Honoring Dr. King

Dr. Martin Luther King, Jr.
January 15, 1929 – April 4, 1968

We honor Dr. King by remembering his words:

Our lives begin to end the day we become silent about things that matter.

I look to a day when people will not be judged by the color of their skin, but by the content of their character.

I have a dream that one day on the red hills of Georgia, the sons of former slaves and the sons of former slave owners will be able to sit together at the table of brotherhood.

I submit to you that if a man hasn’t discovered something that he will die for, he isn’t fit to live.

In the End, we will remember not the words of our enemies, but the silence of our friends.

You can’t go home again…


…but you can go to your Mom’s house and have her cook you breakfast.

I grew up in the shadow of this mountain.  But I had to move away to realize how precious it is to me.  In my younger days we would climb to the top along the part of the Appalachian Trail that crosses there.  In the summer days hikers would stop here to rest at the hostel provided by the Catholic Church.

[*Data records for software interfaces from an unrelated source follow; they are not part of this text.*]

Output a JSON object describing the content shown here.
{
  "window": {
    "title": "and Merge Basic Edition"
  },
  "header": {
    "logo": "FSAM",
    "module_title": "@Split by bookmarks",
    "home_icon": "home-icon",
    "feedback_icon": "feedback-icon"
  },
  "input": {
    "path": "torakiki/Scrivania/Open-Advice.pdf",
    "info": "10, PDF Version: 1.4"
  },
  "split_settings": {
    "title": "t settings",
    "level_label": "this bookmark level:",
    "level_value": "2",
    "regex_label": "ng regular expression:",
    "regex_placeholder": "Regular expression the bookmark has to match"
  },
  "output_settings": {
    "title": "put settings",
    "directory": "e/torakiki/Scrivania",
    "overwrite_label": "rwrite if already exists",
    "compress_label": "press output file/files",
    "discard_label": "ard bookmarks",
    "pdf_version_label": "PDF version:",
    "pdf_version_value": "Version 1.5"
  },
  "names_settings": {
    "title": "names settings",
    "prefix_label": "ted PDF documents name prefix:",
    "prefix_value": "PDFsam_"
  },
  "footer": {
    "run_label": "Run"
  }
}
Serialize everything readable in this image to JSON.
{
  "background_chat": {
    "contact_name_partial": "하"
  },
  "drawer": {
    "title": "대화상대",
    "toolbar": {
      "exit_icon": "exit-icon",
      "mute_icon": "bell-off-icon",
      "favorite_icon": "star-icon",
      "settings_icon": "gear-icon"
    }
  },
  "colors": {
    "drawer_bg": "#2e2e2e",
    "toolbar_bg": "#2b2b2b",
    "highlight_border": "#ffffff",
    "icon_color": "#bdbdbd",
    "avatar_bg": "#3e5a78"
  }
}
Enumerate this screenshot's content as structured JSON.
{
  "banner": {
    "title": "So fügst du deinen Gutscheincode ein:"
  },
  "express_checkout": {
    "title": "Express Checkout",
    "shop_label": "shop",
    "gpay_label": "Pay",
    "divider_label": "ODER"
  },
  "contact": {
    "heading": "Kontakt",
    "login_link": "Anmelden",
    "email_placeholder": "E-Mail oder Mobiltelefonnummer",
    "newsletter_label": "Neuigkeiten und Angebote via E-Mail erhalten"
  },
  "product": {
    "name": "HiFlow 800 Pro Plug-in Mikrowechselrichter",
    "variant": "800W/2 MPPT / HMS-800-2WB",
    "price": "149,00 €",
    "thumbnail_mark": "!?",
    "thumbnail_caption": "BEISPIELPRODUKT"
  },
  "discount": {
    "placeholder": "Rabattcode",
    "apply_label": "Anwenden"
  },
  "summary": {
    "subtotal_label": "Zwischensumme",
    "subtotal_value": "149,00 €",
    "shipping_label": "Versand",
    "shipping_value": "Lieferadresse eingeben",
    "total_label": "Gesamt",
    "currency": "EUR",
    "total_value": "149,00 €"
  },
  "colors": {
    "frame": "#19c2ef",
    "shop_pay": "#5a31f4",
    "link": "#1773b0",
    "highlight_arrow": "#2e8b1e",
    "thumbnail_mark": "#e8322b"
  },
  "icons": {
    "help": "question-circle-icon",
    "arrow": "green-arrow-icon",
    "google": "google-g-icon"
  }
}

The little town below has changed much over the years.  But the feel and the people remain much the same.

The mountain, ever our friend, has watched over it all.